| Task statement |
Reproduce all the entries exactly.

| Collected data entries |
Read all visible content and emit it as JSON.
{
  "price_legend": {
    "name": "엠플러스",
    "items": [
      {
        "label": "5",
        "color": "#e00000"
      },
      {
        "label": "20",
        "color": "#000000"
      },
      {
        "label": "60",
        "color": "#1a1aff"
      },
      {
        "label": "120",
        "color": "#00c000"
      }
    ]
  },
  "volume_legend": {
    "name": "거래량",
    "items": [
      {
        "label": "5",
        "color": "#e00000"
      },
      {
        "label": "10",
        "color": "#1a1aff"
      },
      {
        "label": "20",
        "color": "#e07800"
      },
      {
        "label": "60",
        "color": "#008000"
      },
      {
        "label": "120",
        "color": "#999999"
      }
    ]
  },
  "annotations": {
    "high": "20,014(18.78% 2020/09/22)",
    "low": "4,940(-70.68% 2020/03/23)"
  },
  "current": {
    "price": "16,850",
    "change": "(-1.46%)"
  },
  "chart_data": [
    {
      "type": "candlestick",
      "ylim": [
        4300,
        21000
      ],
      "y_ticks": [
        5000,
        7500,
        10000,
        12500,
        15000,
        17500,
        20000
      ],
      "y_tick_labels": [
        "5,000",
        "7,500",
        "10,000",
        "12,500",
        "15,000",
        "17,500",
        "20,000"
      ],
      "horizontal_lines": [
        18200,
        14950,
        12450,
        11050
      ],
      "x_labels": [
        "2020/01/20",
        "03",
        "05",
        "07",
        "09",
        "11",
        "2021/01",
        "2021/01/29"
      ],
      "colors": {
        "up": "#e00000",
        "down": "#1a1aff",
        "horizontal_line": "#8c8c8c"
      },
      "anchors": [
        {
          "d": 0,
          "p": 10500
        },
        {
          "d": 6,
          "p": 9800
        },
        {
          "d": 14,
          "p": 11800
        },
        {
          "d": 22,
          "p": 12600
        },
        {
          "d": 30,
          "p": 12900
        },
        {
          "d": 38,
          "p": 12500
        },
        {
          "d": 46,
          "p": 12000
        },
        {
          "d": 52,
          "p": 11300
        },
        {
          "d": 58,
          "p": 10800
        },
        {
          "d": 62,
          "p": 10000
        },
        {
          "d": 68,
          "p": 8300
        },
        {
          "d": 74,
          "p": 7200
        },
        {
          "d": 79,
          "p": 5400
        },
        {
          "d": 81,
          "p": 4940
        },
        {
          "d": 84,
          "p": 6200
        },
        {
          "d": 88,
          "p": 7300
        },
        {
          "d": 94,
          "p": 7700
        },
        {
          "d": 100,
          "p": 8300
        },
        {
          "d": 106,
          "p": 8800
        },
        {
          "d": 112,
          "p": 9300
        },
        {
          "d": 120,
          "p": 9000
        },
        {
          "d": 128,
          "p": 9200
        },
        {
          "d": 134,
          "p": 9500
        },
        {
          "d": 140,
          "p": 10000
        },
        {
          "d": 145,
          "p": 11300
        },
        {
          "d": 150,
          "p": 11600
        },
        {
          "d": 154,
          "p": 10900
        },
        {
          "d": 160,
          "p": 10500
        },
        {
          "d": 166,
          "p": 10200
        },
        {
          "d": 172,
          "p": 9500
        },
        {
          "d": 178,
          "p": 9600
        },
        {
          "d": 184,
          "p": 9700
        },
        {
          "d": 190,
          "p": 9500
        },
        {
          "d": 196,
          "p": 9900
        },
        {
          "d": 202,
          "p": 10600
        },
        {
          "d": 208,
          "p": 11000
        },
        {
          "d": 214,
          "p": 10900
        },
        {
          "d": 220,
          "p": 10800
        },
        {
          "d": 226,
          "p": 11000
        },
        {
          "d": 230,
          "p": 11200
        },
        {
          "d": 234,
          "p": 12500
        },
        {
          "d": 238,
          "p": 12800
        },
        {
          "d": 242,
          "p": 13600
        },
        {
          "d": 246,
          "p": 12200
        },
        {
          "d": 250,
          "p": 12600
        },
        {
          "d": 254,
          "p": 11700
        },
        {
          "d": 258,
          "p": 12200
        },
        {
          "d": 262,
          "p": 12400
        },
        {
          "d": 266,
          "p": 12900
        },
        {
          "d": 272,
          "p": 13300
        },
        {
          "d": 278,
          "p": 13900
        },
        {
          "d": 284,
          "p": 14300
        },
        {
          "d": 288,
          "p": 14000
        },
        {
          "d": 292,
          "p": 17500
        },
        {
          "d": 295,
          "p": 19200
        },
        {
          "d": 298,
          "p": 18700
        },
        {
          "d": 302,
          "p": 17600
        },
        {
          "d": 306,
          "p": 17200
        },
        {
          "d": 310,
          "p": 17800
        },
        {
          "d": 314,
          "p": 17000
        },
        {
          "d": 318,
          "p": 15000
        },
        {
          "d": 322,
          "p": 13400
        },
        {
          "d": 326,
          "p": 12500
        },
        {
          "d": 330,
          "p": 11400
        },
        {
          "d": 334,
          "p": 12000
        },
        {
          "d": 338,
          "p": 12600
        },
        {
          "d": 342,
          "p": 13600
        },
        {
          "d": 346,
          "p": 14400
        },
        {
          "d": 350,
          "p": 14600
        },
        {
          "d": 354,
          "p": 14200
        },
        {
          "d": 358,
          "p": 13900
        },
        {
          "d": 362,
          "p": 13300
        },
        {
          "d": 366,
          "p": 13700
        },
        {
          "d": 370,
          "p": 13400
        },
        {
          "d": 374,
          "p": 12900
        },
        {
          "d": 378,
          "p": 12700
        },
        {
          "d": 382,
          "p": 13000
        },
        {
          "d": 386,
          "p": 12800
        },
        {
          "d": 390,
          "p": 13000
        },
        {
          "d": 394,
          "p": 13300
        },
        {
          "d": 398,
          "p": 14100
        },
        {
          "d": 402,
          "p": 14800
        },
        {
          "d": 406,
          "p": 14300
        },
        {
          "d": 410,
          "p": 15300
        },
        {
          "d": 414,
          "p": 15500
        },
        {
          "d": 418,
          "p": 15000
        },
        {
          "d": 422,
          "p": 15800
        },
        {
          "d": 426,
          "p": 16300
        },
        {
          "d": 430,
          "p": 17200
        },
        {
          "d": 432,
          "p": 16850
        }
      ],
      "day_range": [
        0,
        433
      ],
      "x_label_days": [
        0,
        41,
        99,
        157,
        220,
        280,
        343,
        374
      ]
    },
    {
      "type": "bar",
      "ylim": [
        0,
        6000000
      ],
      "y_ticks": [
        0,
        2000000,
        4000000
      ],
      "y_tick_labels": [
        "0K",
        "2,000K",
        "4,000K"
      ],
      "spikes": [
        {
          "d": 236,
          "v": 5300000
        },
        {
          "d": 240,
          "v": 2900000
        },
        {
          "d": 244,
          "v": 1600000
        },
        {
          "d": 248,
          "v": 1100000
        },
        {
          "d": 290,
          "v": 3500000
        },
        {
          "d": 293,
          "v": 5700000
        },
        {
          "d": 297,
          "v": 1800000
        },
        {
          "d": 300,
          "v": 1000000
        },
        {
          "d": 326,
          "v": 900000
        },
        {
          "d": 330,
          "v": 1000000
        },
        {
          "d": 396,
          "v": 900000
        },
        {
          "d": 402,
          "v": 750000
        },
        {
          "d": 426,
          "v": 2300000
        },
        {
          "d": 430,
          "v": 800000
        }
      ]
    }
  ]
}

| Answer to this task |
Read all visible content and emit it as JSON.
{
  "price_legend": {
    "name": "엠플러스",
    "items": [
      {
        "label": "5",
        "color": "#e00000"
      },
      {
        "label": "20",
        "color": "#000000"
      },
      {
        "label": "60",
        "color": "#1a1aff"
      },
      {
        "label": "120",
        "color": "#00c000"
      }
    ]
  },
  "volume_legend": {
    "name": "거래량",
    "items": [
      {
        "label": "5",
        "color": "#e00000"
      },
      {
        "label": "10",
        "color": "#1a1aff"
      },
      {
        "label": "20",
        "color": "#e07800"
      },
      {
        "label": "60",
        "color": "#008000"
      },
      {
        "label": "120",
        "color": "#999999"
      }
    ]
  },
  "annotations": {
    "high": "20,014(18.78% 2020/09/22)",
    "low": "4,940(-70.68% 2020/03/23)"
  },
  "current": {
    "price": "16,850",
    "change": "(-1.46%)"
  },
  "chart_data": [
    {
      "type": "candlestick",
      "ylim": [
        4300,
        21000
      ],
      "y_ticks": [
        5000,
        7500,
        10000,
        12500,
        15000,
        17500,
        20000
      ],
      "y_tick_labels": [
        "5,000",
        "7,500",
        "10,000",
        "12,500",
        "15,000",
        "17,500",
        "20,000"
      ],
      "horizontal_lines": [
        18200,
        14950,
        12450,
        11050
      ],
      "x_labels": [
        "2020/01/20",
        "03",
        "05",
        "07",
        "09",
        "11",
        "2021/01",
        "2021/01/29"
      ],
      "colors": {
        "up": "#e00000",
        "down": "#1a1aff",
        "horizontal_line": "#8c8c8c"
      },
      "anchors": [
        {
          "d": 0,
          "p": 10500
        },
        {
          "d": 6,
          "p": 9800
        },
        {
          "d": 14,
          "p": 11800
        },
        {
          "d": 22,
          "p": 12600
        },
        {
          "d": 30,
          "p": 12900
        },
        {
          "d": 38,
          "p": 12500
        },
        {
          "d": 46,
          "p": 12000
        },
        {
          "d": 52,
          "p": 11300
        },
        {
          "d": 58,
          "p": 10800
        },
        {
          "d": 62,
          "p": 10000
        },
        {
          "d": 68,
          "p": 8300
        },
        {
          "d": 74,
          "p": 7200
        },
        {
          "d": 79,
          "p": 5400
        },
        {
          "d": 81,
          "p": 4940
        },
        {
          "d": 84,
          "p": 6200
        },
        {
          "d": 88,
          "p": 7300
        },
        {
          "d": 94,
          "p": 7700
        },
        {
          "d": 100,
          "p": 8300
        },
        {
          "d": 106,
          "p": 8800
        },
        {
          "d": 112,
          "p": 9300
        },
        {
          "d": 120,
          "p": 9000
        },
        {
          "d": 128,
          "p": 9200
        },
        {
          "d": 134,
          "p": 9500
        },
        {
          "d": 140,
          "p": 10000
        },
        {
          "d": 145,
          "p": 11300
        },
        {
          "d": 150,
          "p": 11600
        },
        {
          "d": 154,
          "p": 10900
        },
        {
          "d": 160,
          "p": 10500
        },
        {
          "d": 166,
          "p": 10200
        },
        {
          "d": 172,
          "p": 9500
        },
        {
          "d": 178,
          "p": 9600
        },
        {
          "d": 184,
          "p": 9700
        },
        {
          "d": 190,
          "p": 9500
        },
        {
          "d": 196,
          "p": 9900
        },
        {
          "d": 202,
          "p": 10600
        },
        {
          "d": 208,
          "p": 11000
        },
        {
          "d": 214,
          "p": 10900
        },
        {
          "d": 220,
          "p": 10800
        },
        {
          "d": 226,
          "p": 11000
        },
        {
          "d": 230,
          "p": 11200
        },
        {
          "d": 234,
          "p": 12500
        },
        {
          "d": 238,
          "p": 12800
        },
        {
          "d": 242,
          "p": 13600
        },
        {
          "d": 246,
          "p": 12200
        },
        {
          "d": 250,
          "p": 12600
        },
        {
          "d": 254,
          "p": 11700
        },
        {
          "d": 258,
          "p": 12200
        },
        {
          "d": 262,
          "p": 12400
        },
        {
          "d": 266,
          "p": 12900
        },
        {
          "d": 272,
          "p": 13300
        },
        {
          "d": 278,
          "p": 13900
        },
        {
          "d": 284,
          "p": 14300
        },
        {
          "d": 288,
          "p": 14000
        },
        {
          "d": 292,
          "p": 17500
        },
        {
          "d": 295,
          "p": 19200
        },
        {
          "d": 298,
          "p": 18700
        },
        {
          "d": 302,
          "p": 17600
        },
        {
          "d": 306,
          "p": 17200
        },
        {
          "d": 310,
          "p": 17800
        },
        {
          "d": 314,
          "p": 17000
        },
        {
          "d": 318,
          "p": 15000
        },
        {
          "d": 322,
          "p": 13400
        },
        {
          "d": 326,
          "p": 12500
        },
        {
          "d": 330,
          "p": 11400
        },
        {
          "d": 334,
          "p": 12000
        },
        {
          "d": 338,
          "p": 12600
        },
        {
          "d": 342,
          "p": 13600
        },
        {
          "d": 346,
          "p": 14400
        },
        {
          "d": 350,
          "p": 14600
        },
        {
          "d": 354,
          "p": 14200
        },
        {
          "d": 358,
          "p": 13900
        },
        {
          "d": 362,
          "p": 13300
        },
        {
          "d": 366,
          "p": 13700
        },
        {
          "d": 370,
          "p": 13400
        },
        {
          "d": 374,
          "p": 12900
        },
        {
          "d": 378,
          "p": 12700
        },
        {
          "d": 382,
          "p": 13000
        },
        {
          "d": 386,
          "p": 12800
        },
        {
          "d": 390,
          "p": 13000
        },
        {
          "d": 394,
          "p": 13300
        },
        {
          "d": 398,
          "p": 14100
        },
        {
          "d": 402,
          "p": 14800
        },
        {
          "d": 406,
          "p": 14300
        },
        {
          "d": 410,
          "p": 15300
        },
        {
          "d": 414,
          "p": 15500
        },
        {
          "d": 418,
          "p": 15000
        },
        {
          "d": 422,
          "p": 15800
        },
        {
          "d": 426,
          "p": 16300
        },
        {
          "d": 430,
          "p": 17200
        },
        {
          "d": 432,
          "p": 16850
        }
      ],
      "day_range": [
        0,
        433
      ],
      "x_label_days": [
        0,
        41,
        99,
        157,
        220,
        280,
        343,
        374
      ]
    },
    {
      "type": "bar",
      "ylim": [
        0,
        6000000
      ],
      "y_ticks": [
        0,
        2000000,
        4000000
      ],
      "y_tick_labels": [
        "0K",
        "2,000K",
        "4,000K"
      ],
      "spikes": [
        {
          "d": 236,
          "v": 5300000
        },
        {
          "d": 240,
          "v": 2900000
        },
        {
          "d": 244,
          "v": 1600000
        },
        {
          "d": 248,
          "v": 1100000
        },
        {
          "d": 290,
          "v": 3500000
        },
        {
          "d": 293,
          "v": 5700000
        },
        {
          "d": 297,
          "v": 1800000
        },
        {
          "d": 300,
          "v": 1000000
        },
        {
          "d": 326,
          "v": 900000
        },
        {
          "d": 330,
          "v": 1000000
        },
        {
          "d": 396,
          "v": 900000
        },
        {
          "d": 402,
          "v": 750000
        },
        {
          "d": 426,
          "v": 2300000
        },
        {
          "d": 430,
          "v": 800000
        }
      ]
    }
  ]
}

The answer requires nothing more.